*** Dataset excerpts ***

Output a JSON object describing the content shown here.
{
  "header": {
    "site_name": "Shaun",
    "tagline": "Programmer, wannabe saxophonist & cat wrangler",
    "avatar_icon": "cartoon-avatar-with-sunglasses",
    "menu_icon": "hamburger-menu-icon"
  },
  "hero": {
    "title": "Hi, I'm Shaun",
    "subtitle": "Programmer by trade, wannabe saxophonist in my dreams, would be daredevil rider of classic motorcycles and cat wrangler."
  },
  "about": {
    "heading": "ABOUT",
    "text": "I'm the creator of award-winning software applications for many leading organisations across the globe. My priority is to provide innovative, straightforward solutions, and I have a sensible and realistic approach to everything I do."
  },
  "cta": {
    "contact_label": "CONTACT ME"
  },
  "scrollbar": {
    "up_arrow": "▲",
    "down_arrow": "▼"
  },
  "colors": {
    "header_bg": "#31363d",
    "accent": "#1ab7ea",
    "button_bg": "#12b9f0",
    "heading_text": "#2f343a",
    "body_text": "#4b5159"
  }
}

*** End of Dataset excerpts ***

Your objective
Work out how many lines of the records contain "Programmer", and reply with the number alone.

Reply to the exercise
2